Cyprus Mail
AmericasWorld

Coronavirus: Democrats advance Biden’s $1.9 trillion bill

u.s. president joe biden hosts roundtable discussion on coronavirus aid legislation at the white house in washington

By Makini Brice and David Morgan

Democrats in the US Senate forged ahead with President Joe Biden’s $1.9 trillion coronavirus relief plan early on Saturday, turning back Republican attempts to modify the package in a marathon session that had begun the prior day.

With Republicans united in opposition, Democrats who narrowly control the chamber must keep all 50 of their members on board in order to pass the package, as they hope to do this weekend.

Progress ground to a halt for more than 11 hours as Democrats negotiated a compromise on unemployment benefits to satisfy centrists, chiefly Senator Joe Manchin, who worried the massive package might overheat the economy.

With that issue resolved, the chamber then voted on some of the hundreds of proposals to modify the bill.

Democrats voted down a Republican proposals that would have scaled the bill back to $650 billion; another that would have penalised states like New York that have undercounted nursing-home deaths; and one that would have required schools to provide in-person learning in order to get federal aid.

The largest public health crisis in a century has killed more than 521,000 in the United States, thrown millions out of work and upended most aspects of American life.

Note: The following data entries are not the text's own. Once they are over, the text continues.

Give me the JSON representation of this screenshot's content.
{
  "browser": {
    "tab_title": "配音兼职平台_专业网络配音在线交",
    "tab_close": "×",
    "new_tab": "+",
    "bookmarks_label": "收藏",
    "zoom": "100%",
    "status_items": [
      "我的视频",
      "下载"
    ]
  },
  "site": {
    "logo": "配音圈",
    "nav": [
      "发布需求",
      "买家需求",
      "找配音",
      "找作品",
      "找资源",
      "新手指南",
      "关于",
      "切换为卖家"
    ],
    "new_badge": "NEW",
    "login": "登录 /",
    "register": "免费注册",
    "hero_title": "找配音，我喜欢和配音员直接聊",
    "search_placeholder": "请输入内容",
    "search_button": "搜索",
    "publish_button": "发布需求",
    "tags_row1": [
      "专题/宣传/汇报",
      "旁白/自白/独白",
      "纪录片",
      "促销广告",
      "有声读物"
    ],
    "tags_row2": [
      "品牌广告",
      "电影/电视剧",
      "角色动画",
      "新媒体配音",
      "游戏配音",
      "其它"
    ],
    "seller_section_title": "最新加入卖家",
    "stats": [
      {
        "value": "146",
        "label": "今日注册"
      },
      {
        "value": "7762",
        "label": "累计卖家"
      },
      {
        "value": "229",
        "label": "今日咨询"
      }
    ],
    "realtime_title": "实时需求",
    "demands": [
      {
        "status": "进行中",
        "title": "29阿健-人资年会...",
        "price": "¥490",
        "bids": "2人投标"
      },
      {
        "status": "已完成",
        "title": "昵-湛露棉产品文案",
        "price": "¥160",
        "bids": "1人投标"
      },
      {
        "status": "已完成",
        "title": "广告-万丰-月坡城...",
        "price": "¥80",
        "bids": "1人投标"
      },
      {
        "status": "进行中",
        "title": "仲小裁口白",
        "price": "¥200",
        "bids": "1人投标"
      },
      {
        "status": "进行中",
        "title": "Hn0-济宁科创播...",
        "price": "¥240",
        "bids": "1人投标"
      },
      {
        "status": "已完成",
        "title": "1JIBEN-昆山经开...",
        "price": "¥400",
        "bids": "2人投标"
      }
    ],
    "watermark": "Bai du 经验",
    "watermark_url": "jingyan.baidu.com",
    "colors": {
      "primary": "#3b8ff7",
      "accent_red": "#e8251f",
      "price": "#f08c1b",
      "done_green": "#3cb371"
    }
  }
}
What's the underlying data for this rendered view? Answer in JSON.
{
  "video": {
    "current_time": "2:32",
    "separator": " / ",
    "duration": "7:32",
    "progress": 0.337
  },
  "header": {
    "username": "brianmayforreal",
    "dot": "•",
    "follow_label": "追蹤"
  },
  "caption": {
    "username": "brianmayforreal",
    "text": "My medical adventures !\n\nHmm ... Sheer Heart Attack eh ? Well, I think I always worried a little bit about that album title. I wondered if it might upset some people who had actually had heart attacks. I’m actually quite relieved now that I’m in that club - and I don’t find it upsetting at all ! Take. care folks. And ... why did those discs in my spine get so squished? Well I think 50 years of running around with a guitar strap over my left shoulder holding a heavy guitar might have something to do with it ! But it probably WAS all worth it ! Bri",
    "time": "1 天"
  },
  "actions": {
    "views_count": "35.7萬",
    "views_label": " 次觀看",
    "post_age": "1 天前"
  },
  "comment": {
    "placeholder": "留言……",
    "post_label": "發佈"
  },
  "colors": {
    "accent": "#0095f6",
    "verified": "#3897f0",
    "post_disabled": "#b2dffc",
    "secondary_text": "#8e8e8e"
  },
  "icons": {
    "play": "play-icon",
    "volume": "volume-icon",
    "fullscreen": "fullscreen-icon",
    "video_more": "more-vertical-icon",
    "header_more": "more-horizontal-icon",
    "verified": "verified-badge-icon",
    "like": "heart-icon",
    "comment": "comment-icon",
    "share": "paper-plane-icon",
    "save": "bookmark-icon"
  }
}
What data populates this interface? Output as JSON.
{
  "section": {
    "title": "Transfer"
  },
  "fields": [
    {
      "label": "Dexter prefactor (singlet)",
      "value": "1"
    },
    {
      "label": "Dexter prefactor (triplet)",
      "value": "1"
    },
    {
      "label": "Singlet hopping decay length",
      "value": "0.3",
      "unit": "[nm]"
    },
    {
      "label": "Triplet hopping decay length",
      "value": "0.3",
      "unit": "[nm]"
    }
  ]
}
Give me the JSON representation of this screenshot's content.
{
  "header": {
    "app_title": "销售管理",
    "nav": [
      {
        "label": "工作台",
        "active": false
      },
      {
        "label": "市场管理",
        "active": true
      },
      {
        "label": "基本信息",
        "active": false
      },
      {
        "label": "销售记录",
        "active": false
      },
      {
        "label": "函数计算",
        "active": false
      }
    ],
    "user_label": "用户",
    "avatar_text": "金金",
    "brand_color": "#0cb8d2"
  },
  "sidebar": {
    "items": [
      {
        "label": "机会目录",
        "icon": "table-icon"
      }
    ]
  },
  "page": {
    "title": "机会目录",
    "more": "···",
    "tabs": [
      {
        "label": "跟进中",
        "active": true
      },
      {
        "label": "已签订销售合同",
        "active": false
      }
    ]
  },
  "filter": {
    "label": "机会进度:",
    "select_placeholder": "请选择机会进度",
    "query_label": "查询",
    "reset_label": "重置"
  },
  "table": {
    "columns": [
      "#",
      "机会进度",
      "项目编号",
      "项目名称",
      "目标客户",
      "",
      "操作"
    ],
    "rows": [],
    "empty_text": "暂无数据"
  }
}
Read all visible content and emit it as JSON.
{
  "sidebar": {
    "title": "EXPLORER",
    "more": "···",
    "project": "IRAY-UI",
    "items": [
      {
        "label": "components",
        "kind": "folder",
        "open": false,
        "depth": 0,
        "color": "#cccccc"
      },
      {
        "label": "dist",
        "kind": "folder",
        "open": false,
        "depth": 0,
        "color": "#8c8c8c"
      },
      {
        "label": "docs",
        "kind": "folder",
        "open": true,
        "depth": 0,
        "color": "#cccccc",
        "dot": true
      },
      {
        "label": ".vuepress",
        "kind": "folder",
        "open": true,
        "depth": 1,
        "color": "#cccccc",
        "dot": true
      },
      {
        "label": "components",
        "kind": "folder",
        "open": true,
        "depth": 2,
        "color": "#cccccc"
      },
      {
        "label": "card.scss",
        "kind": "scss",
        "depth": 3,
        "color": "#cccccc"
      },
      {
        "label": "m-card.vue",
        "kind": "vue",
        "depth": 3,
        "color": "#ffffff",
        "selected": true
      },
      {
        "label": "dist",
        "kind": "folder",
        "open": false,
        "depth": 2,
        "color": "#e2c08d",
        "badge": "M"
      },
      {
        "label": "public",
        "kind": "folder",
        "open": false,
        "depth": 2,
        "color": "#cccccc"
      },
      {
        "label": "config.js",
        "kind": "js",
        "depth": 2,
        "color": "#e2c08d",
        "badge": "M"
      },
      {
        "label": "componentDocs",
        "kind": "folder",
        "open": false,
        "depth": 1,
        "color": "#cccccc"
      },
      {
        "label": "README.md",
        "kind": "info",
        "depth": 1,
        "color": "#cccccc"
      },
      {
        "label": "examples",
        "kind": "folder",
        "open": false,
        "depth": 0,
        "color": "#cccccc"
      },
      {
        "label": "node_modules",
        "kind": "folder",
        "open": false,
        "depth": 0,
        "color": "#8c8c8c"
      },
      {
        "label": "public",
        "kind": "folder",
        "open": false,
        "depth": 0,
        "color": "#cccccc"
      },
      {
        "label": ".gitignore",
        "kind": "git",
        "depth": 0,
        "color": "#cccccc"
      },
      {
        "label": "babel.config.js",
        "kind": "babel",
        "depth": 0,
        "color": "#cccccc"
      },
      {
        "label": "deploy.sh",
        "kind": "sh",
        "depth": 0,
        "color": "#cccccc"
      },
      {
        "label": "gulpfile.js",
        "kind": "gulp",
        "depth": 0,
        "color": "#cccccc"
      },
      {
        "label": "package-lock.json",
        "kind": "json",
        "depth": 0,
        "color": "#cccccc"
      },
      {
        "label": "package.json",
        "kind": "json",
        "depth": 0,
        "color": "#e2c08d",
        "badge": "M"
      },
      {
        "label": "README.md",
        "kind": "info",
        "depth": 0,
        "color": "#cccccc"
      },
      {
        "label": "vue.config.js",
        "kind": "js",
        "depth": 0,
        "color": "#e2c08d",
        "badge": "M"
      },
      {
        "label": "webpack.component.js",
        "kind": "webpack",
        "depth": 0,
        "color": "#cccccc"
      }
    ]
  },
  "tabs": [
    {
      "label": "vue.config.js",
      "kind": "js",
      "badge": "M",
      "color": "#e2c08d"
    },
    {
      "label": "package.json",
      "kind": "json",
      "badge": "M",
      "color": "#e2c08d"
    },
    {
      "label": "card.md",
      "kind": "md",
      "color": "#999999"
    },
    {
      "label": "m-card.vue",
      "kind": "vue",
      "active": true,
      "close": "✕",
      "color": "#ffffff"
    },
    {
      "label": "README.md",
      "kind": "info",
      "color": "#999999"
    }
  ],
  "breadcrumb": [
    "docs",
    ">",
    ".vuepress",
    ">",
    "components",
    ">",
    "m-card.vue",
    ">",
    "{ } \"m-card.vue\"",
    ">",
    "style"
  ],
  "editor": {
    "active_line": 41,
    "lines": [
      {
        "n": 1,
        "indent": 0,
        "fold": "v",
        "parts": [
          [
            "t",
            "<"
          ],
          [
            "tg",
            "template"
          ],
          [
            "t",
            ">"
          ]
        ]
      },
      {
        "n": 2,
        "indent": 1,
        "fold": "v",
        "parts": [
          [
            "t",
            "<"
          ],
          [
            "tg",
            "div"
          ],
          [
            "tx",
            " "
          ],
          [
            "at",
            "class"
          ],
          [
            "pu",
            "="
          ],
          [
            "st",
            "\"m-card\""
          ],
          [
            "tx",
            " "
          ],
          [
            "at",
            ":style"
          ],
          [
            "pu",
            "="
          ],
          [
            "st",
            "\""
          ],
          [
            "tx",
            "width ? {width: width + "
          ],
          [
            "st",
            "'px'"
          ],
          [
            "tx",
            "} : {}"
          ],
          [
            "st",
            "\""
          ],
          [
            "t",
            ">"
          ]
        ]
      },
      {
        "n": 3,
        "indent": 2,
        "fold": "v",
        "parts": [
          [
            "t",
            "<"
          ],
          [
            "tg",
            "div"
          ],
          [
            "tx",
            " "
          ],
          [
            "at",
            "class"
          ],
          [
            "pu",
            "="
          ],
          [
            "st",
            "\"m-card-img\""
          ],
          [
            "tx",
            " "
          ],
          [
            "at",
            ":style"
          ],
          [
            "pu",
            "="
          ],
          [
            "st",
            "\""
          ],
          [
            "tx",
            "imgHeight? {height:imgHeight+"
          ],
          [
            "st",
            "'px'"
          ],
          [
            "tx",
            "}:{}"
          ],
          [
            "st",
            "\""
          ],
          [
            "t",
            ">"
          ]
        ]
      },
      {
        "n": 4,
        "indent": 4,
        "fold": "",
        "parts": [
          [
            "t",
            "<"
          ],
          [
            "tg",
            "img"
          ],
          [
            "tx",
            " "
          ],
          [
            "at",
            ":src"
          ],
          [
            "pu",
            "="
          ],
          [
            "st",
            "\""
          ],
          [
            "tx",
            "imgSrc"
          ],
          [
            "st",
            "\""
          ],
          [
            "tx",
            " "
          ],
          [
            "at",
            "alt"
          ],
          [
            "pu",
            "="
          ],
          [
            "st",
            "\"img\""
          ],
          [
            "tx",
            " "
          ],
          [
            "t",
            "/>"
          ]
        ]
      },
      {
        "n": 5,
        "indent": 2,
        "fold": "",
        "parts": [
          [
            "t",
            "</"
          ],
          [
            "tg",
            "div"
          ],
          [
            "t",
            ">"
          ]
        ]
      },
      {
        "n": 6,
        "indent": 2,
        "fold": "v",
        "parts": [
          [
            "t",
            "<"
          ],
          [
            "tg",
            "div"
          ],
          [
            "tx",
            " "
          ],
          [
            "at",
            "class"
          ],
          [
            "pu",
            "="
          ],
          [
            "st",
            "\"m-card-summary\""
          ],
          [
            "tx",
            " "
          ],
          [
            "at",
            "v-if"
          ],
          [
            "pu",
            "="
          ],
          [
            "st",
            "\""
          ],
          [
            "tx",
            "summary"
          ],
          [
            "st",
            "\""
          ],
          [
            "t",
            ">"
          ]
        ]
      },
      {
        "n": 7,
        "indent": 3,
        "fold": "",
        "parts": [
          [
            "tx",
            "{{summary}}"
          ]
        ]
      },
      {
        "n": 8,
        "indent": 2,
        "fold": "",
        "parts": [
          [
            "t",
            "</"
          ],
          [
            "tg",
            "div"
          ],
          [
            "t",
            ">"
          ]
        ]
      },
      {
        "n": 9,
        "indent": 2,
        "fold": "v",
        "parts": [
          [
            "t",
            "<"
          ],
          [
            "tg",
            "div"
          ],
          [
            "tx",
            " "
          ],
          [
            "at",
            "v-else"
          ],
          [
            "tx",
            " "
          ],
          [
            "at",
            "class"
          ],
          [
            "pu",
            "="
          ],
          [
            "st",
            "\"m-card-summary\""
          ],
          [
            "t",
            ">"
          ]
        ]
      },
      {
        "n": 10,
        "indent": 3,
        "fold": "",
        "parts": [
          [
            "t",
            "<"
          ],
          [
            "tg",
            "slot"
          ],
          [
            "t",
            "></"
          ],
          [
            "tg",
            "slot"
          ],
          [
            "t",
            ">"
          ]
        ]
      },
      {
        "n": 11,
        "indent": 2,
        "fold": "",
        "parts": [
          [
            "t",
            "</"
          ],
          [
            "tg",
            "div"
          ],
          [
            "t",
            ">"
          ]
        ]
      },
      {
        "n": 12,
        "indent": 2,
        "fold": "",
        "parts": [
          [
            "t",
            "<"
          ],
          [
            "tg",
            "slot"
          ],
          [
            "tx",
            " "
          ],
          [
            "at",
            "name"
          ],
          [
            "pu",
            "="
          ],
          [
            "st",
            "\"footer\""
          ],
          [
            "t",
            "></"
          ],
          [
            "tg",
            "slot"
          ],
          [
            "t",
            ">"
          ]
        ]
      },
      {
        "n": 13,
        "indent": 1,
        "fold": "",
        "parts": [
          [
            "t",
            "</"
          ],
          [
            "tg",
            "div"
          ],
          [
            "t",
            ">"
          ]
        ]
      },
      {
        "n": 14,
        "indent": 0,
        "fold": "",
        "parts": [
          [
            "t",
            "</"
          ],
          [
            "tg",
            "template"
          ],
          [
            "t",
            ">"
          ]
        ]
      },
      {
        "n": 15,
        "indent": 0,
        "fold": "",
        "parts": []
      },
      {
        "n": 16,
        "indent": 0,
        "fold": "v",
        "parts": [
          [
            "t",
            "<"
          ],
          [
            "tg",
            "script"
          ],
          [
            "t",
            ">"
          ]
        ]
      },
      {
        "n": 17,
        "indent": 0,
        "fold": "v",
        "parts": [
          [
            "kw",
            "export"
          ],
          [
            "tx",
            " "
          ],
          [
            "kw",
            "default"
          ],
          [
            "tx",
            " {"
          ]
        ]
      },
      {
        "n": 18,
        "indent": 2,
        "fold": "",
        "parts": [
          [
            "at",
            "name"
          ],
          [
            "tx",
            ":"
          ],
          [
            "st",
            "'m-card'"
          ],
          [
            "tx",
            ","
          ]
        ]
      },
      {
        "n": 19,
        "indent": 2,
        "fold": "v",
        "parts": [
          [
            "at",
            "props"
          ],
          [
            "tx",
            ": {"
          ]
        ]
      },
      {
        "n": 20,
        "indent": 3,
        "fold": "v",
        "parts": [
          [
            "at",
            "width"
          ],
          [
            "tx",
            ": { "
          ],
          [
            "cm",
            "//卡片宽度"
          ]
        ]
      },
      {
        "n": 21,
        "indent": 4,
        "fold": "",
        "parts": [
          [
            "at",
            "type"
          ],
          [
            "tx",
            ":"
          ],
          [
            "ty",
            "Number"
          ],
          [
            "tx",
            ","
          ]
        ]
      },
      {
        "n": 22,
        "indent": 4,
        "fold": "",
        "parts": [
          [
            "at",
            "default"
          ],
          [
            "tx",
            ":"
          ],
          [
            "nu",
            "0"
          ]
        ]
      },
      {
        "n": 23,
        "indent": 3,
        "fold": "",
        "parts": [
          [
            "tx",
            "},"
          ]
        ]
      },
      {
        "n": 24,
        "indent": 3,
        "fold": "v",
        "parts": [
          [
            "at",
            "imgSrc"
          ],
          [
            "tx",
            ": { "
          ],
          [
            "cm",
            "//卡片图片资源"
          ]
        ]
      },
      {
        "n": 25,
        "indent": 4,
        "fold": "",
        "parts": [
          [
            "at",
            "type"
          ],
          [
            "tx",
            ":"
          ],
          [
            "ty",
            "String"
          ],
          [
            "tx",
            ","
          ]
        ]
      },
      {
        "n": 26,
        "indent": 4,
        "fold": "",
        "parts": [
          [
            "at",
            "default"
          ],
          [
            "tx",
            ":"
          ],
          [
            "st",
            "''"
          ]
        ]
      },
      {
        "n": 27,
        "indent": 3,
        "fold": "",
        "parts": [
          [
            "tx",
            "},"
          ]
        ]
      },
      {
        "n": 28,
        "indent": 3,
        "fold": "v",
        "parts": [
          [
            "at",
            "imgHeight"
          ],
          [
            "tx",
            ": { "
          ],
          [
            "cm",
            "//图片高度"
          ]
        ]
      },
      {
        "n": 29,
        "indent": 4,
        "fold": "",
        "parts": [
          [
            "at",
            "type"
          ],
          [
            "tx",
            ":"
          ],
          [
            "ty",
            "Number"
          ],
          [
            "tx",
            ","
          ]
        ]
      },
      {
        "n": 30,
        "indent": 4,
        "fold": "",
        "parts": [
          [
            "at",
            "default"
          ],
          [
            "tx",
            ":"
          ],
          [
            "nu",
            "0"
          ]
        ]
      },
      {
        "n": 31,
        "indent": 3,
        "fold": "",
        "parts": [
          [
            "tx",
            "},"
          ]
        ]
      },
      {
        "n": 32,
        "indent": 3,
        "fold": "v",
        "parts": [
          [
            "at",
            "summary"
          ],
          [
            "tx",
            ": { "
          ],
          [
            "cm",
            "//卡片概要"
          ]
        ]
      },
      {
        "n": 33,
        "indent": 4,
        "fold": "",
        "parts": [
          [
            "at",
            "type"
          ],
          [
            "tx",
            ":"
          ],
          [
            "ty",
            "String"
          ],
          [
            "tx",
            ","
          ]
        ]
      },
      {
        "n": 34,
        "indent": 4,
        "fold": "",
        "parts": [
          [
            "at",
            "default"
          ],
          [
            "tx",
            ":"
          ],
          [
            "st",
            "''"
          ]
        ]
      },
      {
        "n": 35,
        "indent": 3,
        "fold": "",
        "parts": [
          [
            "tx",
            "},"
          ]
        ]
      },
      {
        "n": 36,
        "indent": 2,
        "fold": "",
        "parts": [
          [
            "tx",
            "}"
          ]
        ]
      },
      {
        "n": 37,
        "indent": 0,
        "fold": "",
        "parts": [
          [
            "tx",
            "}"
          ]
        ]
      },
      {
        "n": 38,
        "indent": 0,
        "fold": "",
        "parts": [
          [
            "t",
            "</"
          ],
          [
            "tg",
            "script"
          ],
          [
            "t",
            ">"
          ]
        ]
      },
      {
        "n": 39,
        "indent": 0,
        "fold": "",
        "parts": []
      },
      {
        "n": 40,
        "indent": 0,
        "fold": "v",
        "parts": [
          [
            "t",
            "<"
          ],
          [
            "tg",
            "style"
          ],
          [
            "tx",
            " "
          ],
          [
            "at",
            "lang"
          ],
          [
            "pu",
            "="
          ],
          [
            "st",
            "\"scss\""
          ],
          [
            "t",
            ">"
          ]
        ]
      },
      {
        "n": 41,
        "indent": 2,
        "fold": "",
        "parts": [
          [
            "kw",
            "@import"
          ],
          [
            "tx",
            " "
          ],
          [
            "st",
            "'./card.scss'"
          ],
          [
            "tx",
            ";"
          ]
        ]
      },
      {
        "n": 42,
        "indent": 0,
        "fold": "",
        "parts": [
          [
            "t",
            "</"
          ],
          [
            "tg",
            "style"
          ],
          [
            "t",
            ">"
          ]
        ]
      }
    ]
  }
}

The relief legislation includes funding for vaccines and medical supplies, extends jobless assistance and provides a new round of emergency financial aid to households, small businesses and state and local governments.

Opinion polls indicate broad public support for the package.

Democrats hope to get it to Biden to sign into law before some current benefits expire on March 14.

Unemployment aid is just one of many friction points in the sweeping bill. An attempt to raise the minimum wage fell short earlier in the day, and Democrats had earlier modified the bill to steer more aid to smaller states and cities.

The version passed by the House last Saturday calls for $400 per week in jobless benefits through Aug. 29, on top of state benefits, to help Americans who have lost jobs amid the economic trauma caused by the coronavirus.

The compromise would lower that weekly benefit to $300, but extend it through Sept. 6, according to a Democratic aide. It would waive taxes on the first $10,200 in aid that jobless people received last year.

The agreement also extends a tax break for businesses for an additional year through 2026.

Biden supports the compromise, the White House said.

If the Senate passes the bill, the House would have to sign off on those changes before Biden could sign it into law.

Republicans were one vote down after Senator Dan Sullivan left Washington en route home to Alaska for a family funeral.

Republicans have broadly supported previous stimulus packages to fight the virus and revive the world’s largest economy, which has yet to replace 9.5 million jobs lost since last year.

But with Democrats in charge of the White House and both chambers of Congress, they have criticized this bill as too expensive. The White House says it could take years for the U.S. economy to add back those lost jobs.

Washington got unexpected good news on Friday after data showed that employment surged in February, adding 379,000 jobs, significantly higher than many economists had expected.

The US unemployment rate, while still high at 6.2% last month, was down from 6.3% in January.

Related Posts

Singapore repeals gay sex ban, limits prospect of legalising same-sex marriage

Reuters News Service

UK royals in US spotlight as William and Kate visit

Reuters News Service

Three Palestinians killed amid series of deadly West Bank clashes

Reuters News Service

NATO will ramp up aid, says Putin uses winter as ‘war weapon’

Reuters News Service

Australia to withdraw or refund tens of thousands of Covid fines

Reuters News Service

South Korea warns of unprecedented response to North Korea nuclear test

Reuters News Service